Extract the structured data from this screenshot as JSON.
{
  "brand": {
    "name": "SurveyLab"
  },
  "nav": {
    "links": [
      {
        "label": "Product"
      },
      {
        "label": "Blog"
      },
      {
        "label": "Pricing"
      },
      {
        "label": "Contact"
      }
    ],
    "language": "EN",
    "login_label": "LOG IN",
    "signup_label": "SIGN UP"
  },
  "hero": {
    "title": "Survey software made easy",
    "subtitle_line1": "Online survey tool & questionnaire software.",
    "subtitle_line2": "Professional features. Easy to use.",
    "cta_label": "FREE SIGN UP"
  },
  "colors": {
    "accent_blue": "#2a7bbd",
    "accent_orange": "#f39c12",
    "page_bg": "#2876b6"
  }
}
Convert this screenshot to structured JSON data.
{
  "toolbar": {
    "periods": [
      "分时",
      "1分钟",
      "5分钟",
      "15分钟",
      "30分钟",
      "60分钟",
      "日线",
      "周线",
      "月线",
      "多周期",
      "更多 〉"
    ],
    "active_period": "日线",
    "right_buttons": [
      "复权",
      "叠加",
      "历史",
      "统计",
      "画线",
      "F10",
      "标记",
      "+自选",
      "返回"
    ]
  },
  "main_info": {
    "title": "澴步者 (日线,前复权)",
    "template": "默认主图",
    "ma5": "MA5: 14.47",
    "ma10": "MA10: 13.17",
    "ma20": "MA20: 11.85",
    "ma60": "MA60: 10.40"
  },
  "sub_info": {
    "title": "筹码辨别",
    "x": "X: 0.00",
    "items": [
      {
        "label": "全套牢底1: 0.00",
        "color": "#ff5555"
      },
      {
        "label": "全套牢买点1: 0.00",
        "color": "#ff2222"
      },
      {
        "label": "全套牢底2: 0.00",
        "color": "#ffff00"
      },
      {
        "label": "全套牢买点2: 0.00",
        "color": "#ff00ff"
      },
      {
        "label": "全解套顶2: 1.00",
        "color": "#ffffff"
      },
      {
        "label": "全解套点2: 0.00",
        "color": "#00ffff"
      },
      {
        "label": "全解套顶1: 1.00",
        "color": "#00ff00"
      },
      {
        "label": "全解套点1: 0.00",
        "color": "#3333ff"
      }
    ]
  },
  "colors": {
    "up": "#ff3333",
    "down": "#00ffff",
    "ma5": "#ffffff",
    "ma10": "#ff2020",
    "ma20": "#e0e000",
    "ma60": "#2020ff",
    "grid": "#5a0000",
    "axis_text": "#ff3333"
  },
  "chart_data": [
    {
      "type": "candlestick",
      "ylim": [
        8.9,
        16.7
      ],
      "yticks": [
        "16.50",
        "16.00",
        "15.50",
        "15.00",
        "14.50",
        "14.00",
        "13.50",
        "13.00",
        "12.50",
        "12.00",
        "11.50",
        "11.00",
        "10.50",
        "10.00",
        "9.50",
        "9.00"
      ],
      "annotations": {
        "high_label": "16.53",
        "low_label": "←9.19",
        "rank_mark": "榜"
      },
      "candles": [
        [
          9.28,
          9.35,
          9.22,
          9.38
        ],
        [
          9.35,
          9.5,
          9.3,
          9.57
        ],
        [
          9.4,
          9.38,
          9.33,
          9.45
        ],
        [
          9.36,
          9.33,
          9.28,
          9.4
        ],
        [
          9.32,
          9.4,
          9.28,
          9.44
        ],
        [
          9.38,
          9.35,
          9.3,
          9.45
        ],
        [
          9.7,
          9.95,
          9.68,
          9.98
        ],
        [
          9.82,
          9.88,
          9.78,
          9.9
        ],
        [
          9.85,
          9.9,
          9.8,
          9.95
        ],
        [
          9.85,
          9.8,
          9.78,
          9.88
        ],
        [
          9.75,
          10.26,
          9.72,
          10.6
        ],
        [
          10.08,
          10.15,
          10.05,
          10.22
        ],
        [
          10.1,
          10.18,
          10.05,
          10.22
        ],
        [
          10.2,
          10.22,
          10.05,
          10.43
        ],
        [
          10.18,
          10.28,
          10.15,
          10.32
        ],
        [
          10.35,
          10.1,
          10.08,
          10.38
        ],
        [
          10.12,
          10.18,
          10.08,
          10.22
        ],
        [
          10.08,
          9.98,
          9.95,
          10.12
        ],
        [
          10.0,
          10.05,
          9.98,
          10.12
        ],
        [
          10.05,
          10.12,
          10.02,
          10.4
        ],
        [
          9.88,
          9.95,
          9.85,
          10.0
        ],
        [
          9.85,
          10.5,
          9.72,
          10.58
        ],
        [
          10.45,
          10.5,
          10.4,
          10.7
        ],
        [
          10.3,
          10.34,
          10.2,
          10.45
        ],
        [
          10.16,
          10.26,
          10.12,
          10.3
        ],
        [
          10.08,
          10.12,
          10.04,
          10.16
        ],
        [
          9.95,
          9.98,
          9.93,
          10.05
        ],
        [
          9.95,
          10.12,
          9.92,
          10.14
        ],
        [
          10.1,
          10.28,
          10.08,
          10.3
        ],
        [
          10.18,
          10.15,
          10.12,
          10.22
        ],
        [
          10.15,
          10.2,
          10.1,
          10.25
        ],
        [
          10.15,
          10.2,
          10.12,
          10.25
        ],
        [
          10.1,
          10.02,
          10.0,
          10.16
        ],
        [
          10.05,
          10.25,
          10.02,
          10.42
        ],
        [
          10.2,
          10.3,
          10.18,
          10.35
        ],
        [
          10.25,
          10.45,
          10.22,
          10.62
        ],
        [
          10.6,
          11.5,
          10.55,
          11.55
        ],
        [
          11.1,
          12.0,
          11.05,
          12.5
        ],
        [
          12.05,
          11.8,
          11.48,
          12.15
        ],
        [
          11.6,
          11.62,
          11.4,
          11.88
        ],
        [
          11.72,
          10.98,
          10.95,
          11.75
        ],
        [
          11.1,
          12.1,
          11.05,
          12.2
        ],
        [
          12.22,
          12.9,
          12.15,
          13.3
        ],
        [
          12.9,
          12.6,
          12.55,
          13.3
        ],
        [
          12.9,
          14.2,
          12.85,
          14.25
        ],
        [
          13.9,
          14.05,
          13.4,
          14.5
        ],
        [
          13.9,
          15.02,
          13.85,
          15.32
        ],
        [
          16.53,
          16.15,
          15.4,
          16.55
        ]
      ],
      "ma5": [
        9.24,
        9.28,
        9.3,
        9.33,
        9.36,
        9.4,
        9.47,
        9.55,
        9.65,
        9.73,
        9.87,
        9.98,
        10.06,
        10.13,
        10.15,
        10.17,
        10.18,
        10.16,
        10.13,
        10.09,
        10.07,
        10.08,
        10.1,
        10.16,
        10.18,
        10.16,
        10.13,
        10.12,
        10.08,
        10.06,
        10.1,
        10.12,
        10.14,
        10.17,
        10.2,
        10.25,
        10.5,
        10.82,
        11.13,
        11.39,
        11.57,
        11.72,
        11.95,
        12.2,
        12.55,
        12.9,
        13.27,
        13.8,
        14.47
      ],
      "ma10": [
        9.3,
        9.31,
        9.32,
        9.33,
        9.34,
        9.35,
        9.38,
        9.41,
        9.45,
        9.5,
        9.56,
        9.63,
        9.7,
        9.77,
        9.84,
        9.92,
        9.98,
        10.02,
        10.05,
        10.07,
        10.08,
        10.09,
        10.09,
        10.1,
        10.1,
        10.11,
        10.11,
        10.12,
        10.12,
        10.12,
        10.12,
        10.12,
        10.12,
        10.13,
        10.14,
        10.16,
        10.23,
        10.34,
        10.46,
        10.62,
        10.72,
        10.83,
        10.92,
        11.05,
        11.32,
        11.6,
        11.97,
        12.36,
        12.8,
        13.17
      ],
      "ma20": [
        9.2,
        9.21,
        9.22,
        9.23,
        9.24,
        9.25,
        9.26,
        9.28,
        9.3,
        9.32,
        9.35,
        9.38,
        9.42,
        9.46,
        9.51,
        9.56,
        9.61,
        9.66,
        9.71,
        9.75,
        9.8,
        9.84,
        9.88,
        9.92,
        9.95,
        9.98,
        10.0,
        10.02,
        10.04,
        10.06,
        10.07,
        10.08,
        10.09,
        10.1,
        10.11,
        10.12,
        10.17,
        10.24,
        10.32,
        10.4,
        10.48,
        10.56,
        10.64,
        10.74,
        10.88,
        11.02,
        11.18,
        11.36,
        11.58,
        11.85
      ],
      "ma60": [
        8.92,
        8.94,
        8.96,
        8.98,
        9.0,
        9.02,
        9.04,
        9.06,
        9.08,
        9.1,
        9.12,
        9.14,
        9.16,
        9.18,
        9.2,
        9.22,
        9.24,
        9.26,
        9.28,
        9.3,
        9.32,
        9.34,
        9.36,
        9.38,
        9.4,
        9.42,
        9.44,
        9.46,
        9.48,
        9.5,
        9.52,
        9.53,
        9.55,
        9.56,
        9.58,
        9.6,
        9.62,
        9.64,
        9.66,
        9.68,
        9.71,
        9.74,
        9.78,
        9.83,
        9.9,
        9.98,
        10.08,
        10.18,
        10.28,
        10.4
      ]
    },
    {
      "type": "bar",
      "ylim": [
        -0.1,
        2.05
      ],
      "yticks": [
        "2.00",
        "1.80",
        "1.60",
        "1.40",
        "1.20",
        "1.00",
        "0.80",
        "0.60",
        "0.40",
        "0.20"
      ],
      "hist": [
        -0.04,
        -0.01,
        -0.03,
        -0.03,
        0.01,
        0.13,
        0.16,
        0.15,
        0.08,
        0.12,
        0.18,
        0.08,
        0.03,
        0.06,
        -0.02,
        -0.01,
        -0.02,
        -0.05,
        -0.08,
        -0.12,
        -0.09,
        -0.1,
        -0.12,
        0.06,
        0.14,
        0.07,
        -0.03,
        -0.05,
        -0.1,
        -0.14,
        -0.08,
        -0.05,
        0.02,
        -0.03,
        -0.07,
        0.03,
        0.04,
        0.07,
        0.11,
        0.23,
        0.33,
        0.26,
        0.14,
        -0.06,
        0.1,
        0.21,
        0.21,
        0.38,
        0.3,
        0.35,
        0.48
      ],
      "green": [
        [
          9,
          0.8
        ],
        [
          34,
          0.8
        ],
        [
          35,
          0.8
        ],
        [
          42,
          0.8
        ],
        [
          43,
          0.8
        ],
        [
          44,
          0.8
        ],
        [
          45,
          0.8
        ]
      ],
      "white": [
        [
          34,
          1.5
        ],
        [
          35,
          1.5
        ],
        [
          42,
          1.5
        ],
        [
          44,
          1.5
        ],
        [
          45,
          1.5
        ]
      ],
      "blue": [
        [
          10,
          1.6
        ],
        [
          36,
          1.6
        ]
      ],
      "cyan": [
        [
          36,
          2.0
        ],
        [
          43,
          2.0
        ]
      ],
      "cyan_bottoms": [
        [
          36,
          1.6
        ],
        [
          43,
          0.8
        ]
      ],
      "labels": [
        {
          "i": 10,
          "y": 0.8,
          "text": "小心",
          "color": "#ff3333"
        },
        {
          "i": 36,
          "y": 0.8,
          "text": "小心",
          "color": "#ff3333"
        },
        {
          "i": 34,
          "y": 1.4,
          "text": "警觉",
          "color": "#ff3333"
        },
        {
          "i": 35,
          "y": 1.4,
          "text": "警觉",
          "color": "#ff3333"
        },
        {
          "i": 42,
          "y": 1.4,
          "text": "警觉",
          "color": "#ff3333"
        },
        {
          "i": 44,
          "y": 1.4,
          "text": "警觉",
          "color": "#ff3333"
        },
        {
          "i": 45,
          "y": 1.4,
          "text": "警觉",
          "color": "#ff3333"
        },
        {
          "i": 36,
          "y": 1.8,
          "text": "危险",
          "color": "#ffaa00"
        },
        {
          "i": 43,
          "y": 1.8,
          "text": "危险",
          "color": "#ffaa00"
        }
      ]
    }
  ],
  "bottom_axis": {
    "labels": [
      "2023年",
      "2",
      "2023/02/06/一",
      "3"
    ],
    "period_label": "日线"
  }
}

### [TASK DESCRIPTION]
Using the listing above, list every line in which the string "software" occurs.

### [REPLY]
    "title": "Survey software made easy",
    "subtitle_line1": "Online survey tool & questionnaire software.",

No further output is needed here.